### STUDY MATERIAL
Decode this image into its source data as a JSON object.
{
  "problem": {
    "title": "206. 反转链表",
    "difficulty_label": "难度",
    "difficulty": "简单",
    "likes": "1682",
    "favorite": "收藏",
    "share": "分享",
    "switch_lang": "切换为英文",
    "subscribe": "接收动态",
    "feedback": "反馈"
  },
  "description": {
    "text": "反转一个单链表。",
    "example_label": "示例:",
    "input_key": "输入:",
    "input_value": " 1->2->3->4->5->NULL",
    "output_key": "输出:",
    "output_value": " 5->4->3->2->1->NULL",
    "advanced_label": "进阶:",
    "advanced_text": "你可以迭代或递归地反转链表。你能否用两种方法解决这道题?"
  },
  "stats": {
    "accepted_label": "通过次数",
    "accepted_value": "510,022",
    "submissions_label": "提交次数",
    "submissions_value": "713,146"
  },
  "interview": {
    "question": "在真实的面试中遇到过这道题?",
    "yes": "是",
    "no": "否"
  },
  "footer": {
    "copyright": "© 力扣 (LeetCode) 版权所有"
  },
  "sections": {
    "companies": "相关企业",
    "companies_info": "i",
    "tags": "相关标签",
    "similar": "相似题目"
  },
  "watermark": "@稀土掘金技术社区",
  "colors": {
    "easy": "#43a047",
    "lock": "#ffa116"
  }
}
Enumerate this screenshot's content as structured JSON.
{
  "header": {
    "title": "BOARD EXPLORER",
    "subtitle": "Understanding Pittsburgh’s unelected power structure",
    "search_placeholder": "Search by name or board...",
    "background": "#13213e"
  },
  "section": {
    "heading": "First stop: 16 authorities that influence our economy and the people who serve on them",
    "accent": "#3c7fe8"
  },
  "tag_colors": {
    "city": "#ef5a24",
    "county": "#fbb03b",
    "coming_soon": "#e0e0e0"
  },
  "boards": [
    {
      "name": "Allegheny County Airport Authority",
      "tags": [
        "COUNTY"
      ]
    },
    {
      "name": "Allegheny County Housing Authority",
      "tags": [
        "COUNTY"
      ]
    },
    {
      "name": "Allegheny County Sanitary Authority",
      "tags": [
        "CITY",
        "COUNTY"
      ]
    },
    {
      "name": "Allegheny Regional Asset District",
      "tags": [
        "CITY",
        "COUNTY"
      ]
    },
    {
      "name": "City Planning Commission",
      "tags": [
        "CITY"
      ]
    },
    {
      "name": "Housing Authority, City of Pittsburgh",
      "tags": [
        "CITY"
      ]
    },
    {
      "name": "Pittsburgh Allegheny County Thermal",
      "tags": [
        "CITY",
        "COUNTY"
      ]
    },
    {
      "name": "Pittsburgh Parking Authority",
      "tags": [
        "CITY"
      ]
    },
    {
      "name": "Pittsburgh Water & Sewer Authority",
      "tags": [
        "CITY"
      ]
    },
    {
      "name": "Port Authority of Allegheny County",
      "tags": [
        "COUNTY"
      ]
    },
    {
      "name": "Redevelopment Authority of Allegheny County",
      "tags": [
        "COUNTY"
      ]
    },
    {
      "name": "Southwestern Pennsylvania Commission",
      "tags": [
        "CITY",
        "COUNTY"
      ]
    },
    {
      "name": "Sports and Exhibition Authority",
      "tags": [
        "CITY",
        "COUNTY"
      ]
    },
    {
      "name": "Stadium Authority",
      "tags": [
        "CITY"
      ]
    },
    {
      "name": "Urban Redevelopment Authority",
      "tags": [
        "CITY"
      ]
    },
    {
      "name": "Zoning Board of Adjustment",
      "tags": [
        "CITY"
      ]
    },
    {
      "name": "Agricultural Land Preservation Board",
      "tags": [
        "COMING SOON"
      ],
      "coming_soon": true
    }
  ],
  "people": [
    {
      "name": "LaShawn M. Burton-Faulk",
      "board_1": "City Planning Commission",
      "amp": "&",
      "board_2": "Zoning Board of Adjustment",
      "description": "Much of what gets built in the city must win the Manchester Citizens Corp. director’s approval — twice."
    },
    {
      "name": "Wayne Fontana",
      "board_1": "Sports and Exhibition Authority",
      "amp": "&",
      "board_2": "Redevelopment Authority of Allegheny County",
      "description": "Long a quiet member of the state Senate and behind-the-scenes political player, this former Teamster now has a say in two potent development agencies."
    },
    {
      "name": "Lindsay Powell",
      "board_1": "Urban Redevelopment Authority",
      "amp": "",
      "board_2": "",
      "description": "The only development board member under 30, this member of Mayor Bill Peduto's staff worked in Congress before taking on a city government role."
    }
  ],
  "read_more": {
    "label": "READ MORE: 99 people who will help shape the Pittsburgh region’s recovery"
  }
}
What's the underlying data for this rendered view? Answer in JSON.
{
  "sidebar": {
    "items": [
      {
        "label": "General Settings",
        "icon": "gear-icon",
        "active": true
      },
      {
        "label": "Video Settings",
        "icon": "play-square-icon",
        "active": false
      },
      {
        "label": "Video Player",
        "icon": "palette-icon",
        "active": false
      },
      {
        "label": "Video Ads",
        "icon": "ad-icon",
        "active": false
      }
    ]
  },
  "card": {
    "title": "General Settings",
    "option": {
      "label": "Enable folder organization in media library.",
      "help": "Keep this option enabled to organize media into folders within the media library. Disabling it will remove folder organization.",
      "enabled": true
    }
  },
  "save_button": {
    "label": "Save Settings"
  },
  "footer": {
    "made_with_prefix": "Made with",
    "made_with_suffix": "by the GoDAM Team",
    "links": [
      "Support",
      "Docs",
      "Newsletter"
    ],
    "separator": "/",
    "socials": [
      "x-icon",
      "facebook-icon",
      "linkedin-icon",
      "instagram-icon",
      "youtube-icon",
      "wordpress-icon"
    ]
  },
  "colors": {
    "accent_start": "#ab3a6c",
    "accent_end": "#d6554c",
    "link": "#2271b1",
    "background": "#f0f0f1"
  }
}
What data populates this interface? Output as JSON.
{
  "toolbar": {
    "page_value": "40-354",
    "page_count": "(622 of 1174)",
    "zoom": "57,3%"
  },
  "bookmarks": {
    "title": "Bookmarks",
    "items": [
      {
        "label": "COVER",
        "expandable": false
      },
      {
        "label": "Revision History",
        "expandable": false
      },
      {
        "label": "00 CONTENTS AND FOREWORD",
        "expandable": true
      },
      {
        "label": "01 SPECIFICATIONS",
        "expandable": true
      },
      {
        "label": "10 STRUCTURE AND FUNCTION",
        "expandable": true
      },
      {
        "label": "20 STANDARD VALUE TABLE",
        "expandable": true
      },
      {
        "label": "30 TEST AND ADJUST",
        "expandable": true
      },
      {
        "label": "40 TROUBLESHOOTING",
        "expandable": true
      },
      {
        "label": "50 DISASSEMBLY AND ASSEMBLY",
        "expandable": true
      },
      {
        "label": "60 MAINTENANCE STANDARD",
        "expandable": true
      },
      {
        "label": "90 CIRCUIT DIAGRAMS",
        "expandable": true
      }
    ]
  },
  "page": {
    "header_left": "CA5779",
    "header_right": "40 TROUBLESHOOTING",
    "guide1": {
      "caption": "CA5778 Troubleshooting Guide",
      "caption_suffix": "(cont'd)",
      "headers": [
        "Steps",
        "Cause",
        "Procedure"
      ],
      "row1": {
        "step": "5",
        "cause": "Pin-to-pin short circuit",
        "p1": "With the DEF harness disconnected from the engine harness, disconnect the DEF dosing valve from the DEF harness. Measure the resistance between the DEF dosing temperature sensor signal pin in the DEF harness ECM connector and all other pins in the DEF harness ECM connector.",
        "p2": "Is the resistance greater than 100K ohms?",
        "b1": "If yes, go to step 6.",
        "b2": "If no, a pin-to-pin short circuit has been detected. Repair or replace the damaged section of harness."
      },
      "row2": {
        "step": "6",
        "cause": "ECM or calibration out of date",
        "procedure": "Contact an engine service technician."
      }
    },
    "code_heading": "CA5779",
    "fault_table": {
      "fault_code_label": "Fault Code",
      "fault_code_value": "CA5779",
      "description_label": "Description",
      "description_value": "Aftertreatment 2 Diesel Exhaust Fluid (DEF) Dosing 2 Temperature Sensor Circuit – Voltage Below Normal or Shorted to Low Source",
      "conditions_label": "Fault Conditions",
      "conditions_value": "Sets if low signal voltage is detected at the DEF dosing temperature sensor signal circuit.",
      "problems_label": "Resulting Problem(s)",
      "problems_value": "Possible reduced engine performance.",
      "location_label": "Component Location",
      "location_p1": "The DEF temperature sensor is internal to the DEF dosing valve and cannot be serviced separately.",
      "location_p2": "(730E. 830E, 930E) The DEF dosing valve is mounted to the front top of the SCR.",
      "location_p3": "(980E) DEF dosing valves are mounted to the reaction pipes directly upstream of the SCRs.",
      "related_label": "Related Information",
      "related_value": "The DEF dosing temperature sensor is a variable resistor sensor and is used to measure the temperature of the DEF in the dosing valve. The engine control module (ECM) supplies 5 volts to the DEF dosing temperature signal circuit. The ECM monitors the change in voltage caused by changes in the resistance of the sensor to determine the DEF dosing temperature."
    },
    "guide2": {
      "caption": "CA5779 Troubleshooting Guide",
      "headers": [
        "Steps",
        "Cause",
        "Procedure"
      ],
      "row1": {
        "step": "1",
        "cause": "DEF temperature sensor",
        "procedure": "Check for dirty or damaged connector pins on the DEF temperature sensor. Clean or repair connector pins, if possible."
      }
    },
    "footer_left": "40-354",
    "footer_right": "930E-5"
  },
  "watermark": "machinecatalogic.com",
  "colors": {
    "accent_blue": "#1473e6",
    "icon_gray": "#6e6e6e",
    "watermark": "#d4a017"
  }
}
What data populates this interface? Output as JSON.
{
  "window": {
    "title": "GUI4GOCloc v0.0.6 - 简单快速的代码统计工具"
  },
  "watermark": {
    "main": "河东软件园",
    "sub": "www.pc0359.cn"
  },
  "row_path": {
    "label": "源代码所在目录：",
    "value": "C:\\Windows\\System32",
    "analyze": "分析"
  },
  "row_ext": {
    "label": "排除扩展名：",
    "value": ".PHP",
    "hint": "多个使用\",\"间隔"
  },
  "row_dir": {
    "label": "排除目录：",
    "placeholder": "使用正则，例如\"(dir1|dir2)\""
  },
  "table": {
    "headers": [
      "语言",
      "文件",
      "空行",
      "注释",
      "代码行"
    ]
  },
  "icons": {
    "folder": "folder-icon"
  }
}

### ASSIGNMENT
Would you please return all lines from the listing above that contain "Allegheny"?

### RESULT OF THIS EXERCISE
      "name": "Allegheny County Airport Authority",
      "name": "Allegheny County Housing Authority",
      "name": "Allegheny County Sanitary Authority",
      "name": "Allegheny Regional Asset District",
      "name": "Pittsburgh Allegheny County Thermal",
      "name": "Port Authority of Allegheny County",
      "name": "Redevelopment Authority of Allegheny County",
      "board_2": "Redevelopment Authority of Allegheny County",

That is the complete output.